ACTIVITY:
Report back every line of the entries that contains "text", exactly as written.

INFORMATION:
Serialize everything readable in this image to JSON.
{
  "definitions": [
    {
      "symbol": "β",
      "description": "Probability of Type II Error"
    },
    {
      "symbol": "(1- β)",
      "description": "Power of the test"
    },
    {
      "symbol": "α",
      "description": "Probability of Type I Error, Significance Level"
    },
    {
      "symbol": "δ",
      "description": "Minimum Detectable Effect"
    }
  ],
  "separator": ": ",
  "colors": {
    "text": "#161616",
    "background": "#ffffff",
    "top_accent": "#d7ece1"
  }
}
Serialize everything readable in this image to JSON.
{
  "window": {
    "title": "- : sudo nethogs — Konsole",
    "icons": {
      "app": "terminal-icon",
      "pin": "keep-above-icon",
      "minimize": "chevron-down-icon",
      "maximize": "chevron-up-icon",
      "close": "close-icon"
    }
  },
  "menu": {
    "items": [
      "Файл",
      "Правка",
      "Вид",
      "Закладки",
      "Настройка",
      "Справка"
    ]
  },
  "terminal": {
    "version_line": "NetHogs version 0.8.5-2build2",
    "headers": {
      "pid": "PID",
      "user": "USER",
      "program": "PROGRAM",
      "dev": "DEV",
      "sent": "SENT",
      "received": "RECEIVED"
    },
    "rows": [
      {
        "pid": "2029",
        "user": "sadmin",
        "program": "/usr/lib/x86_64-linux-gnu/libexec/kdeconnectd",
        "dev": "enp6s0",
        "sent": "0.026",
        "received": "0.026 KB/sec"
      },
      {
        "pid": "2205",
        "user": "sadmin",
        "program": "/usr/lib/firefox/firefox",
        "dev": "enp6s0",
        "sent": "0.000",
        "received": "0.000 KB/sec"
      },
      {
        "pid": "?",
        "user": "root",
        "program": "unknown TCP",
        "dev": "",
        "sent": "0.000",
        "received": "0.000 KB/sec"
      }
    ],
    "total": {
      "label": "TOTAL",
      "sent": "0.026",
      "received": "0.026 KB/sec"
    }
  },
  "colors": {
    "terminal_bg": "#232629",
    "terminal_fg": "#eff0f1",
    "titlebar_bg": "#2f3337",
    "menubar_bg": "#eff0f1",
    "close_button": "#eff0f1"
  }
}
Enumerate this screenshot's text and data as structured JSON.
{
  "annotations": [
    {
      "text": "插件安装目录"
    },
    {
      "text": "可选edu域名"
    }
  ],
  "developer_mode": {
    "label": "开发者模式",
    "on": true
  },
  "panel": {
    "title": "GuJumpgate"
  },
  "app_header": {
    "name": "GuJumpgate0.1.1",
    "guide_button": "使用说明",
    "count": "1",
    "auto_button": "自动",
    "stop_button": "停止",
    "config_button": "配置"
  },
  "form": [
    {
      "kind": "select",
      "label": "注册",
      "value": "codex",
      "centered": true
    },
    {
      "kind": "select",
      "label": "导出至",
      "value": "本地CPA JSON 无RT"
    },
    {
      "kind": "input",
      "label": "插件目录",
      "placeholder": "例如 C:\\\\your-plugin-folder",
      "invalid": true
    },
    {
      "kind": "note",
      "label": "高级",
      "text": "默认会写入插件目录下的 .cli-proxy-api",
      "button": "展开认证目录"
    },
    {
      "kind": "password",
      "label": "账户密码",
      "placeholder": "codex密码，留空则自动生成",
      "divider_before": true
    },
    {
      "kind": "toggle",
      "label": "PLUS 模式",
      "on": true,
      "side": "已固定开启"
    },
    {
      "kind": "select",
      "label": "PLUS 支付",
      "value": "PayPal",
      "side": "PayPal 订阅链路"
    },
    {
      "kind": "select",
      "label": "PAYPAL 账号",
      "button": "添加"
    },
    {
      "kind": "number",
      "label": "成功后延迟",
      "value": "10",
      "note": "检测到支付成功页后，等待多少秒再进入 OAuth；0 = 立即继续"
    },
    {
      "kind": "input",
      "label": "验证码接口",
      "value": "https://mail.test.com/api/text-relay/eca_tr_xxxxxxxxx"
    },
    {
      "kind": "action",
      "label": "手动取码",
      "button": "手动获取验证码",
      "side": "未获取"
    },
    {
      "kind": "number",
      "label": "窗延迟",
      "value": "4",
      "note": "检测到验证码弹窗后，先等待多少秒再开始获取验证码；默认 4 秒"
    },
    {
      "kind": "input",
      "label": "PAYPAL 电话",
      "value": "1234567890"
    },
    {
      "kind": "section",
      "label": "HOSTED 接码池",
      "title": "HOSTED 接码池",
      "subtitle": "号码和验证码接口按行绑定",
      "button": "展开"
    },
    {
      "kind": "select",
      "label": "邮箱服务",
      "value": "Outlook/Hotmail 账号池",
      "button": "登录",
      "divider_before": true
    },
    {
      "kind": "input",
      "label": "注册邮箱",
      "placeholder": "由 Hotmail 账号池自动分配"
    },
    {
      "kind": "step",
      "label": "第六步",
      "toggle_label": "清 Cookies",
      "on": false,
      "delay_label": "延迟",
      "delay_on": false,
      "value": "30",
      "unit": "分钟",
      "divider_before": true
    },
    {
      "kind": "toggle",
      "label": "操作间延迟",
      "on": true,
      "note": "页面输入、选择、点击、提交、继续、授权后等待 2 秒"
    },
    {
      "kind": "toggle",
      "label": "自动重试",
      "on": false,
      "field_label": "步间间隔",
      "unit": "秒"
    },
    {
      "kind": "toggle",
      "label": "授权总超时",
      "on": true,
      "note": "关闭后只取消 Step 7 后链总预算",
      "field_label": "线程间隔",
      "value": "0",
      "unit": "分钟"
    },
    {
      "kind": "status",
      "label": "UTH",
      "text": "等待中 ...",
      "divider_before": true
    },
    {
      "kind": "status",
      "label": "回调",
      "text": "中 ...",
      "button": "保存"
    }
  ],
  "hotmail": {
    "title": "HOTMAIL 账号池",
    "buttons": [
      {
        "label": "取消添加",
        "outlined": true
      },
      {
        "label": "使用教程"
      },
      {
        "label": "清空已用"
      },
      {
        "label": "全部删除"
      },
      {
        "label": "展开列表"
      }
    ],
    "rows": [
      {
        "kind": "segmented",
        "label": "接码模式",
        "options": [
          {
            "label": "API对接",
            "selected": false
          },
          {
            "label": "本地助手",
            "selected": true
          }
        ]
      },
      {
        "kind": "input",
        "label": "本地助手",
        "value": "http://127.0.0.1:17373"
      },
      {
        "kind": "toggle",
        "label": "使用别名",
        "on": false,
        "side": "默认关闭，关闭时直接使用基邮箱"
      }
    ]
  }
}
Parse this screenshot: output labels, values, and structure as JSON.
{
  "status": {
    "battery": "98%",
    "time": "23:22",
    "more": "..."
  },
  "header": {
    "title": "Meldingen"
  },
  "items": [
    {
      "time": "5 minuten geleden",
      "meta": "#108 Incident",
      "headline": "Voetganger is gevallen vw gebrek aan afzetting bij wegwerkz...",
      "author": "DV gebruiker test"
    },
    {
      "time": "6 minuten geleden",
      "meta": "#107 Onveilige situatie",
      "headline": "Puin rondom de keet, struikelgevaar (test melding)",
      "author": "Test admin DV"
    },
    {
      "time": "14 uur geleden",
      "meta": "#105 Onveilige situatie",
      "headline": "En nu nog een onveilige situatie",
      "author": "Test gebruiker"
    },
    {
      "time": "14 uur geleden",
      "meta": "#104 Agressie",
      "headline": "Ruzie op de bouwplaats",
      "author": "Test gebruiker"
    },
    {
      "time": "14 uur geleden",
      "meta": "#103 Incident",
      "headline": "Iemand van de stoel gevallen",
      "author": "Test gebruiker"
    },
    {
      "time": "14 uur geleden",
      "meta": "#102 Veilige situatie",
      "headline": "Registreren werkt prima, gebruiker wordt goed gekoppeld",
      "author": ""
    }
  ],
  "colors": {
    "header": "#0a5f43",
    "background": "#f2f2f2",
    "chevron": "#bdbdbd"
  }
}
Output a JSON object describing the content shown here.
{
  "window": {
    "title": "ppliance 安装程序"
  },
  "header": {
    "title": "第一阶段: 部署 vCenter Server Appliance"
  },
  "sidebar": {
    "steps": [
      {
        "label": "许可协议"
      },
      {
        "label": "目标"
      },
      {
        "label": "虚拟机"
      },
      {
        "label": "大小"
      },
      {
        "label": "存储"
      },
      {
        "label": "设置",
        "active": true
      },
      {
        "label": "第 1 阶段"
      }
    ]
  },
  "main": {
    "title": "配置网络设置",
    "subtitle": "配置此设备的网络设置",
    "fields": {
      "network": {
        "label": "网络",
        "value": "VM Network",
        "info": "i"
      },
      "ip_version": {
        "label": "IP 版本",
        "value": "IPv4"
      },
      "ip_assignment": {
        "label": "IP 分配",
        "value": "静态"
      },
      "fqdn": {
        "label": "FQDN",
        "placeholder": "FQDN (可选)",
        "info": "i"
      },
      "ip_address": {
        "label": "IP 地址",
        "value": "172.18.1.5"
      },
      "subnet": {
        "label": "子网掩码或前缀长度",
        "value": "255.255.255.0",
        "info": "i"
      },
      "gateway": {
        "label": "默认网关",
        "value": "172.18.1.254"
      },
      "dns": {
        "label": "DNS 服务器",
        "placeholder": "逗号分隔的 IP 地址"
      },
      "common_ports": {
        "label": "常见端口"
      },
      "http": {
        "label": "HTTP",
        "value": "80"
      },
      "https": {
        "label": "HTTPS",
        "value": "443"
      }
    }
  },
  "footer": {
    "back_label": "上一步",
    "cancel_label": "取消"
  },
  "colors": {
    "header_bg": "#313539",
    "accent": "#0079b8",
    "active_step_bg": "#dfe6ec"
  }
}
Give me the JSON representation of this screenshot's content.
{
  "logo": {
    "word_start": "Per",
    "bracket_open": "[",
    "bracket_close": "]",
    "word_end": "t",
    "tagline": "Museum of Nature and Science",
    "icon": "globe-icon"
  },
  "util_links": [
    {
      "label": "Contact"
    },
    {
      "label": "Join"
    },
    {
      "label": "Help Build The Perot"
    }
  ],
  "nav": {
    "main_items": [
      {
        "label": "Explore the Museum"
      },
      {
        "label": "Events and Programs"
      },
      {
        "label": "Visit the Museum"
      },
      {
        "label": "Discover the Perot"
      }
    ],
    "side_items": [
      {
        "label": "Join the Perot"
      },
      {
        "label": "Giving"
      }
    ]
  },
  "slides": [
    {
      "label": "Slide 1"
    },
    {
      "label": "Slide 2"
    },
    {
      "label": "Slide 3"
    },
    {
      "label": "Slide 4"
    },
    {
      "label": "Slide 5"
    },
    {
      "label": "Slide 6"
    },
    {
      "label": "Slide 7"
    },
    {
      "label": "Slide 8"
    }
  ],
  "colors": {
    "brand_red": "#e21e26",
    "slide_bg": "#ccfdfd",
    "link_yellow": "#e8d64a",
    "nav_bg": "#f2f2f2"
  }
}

RESPONSE BOX:
    "text": "#161616",
Enumerate this screenshot's text and data as structured JSON.
      "text": "插件安装目录"
      "text": "可选edu域名"
      "text": "默认会写入插件目录下的 .cli-proxy-api",
      "value": "https://mail.test.com/api/text-relay/eca_tr_xxxxxxxxx"
      "text": "等待中 ...",
      "text": "中 ...",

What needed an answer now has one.